A few thoughtful get-well cards in the mail later in the week surely helped to perpetuate Lisa's good mood, despite the initial worsening of the pain. The most memorable of those greetings came from none other than Randonneurs USA and Santa Cruz Randonneurs' president, and friend through numerous other channels, Lois Springsteen:
FRONT: Sometimes life takes an unexpected turn ...
BACK: Without using his turn signals!
I ruefully kicked myself for days, weeks on end about this incident, how preventable it was. Some friends with whom I shared the story gave me a proper ribbing, but pretty much everybody was nice about telling me to go easy on myself (which I didn't). There is a measure of truth to what most people were saying: somewhere, some time, it's the sort of thing that's simply bound to happen. I guess in the pure context of odds and chance, that might be true. Lisa and I have ridden together in very close proximity for easily over 30,000 miles. Close calls were few. Incidents, none. Until this one.
Inevitable? Arguably. But I refuse its implications for the sake of avoiding excuses. The irrefutable truth is that we really do cope with ever present risk when we're out there, even when we're with the people we trust the most.
A week later, we consulted an ortho specialist. More x-rays. The diagnosis improved a bit. No broken elbow, and no visible fractures on the wrist - but clinically the condition was still treated as one. And, much to our suprise, the specialist actually gave Lisa the green light to ride her bike again (he wasn't aware to what extent we "ride" bikes).
The very next day, Lisa started bike commuting again, with the wrist brace on per the recommendation of the specialist. A few more days passed and I bravely asked her if she was willing to try the Big Basin ride again. I didn't have to ask her if she still wanted to do the Mt. Tam Double Century which was less than a month away. I knew that with the Triple Crown stage race at stake, that ride was an important goal. I figured maybe she'd want another stab at Big Basin for a training ride. She agreed without hesitation.

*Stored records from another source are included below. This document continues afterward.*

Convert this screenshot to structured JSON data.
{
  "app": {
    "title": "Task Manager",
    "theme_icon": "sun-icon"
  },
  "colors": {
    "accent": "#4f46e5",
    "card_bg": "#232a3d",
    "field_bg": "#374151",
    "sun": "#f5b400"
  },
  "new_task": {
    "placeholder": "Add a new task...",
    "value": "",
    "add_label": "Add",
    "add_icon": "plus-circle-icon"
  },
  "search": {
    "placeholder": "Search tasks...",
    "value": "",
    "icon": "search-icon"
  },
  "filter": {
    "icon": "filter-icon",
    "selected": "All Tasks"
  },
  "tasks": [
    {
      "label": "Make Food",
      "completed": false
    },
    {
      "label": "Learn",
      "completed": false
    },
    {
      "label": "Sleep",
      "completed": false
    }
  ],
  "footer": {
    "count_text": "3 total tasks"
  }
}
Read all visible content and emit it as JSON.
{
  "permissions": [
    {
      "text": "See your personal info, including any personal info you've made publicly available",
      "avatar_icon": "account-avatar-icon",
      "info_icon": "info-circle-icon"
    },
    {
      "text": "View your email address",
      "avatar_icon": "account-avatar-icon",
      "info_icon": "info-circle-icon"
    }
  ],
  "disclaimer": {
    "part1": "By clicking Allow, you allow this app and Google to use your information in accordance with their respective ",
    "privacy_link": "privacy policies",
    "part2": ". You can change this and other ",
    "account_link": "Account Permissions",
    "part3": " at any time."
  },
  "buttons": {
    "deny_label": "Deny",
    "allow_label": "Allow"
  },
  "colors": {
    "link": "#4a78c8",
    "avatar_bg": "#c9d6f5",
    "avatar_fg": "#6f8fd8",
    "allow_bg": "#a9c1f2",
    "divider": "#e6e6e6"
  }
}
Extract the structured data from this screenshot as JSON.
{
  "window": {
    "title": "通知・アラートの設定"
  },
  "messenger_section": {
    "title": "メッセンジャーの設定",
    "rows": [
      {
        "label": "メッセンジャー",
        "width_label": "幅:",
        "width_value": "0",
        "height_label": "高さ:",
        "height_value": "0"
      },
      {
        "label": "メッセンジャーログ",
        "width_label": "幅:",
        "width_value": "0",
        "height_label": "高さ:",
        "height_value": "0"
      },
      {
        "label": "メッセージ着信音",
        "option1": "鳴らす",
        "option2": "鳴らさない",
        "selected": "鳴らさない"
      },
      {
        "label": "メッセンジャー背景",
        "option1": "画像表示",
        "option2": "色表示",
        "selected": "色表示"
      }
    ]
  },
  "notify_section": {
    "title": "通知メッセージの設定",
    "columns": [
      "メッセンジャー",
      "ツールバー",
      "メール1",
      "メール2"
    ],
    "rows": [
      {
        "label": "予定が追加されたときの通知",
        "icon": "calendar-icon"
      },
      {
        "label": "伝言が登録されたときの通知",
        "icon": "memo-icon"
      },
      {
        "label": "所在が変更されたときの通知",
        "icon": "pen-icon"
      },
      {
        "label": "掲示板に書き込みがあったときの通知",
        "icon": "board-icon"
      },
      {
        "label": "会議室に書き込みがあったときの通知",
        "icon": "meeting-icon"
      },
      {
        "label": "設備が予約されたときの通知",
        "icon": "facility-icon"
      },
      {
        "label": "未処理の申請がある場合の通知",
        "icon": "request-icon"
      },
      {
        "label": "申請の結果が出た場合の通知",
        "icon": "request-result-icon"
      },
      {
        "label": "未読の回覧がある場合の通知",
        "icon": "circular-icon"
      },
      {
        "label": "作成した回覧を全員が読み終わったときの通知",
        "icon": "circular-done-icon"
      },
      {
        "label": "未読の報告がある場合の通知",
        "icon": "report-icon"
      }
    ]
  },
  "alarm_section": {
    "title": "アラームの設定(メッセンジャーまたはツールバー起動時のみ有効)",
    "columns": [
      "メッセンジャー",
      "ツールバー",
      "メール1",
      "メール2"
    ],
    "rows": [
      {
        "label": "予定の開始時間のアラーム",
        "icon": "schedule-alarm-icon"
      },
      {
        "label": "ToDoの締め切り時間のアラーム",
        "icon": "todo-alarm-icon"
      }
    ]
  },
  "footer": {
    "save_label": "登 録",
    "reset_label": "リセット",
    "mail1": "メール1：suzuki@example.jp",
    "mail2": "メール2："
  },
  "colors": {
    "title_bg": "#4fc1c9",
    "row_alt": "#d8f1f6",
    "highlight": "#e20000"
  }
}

Three weeks after the official brevet we did not finish, on a scorching hot day we headed out to give it another go; this time, in the company of two friends: Lisa M. and Bill M. I modified the course with a new start/finish location in Menlo Park since it was a closer drive for all parties, and this netted a very slight increase in overall ride distance and elevation gain - nothing significant in the scale of a ride that already has close to 14,000 ft. of climbing.
Lisa M.'s husband Jason joined us in the morning to do a portion of the ride until the Saratoga summit near the Highway 9 junction, then peeled off and returned since he was still nursing a persistent cold and cough from his travels. The rest of us carried on in the sticky heat, which made the cruel climb up Jamison Creek Road more punishing than I can ever remember.
The plunge from Bonny Doon down to the Pacific Coast gave us sweet relief from the heat, but soon after our lunch break in Davenport we headed right back up that long slog up to Bonny Doon, back in the furnace. This is where Bill M. started to come undone. Not long after we left the junction of Pine Flat Road and Empire Grade did he succumb to bad cramps, which made him -- to his fortune -- seek a ride from an area local to a point in the course where he could just ride down hill and a few flat miles back to the finish.
It was down to me and the two Lisas, and we made it back to Menlo Park safely and -- rejoined by Jason -- capped the long day with some beer and grub from the pub right across from where we parked. Lisa's wrist didn't give her much trouble this time, so we had yet another reason to celebrate with the cold pints.
We felt vindicated, and our confidence improved for the upcoming Mt. Tam event.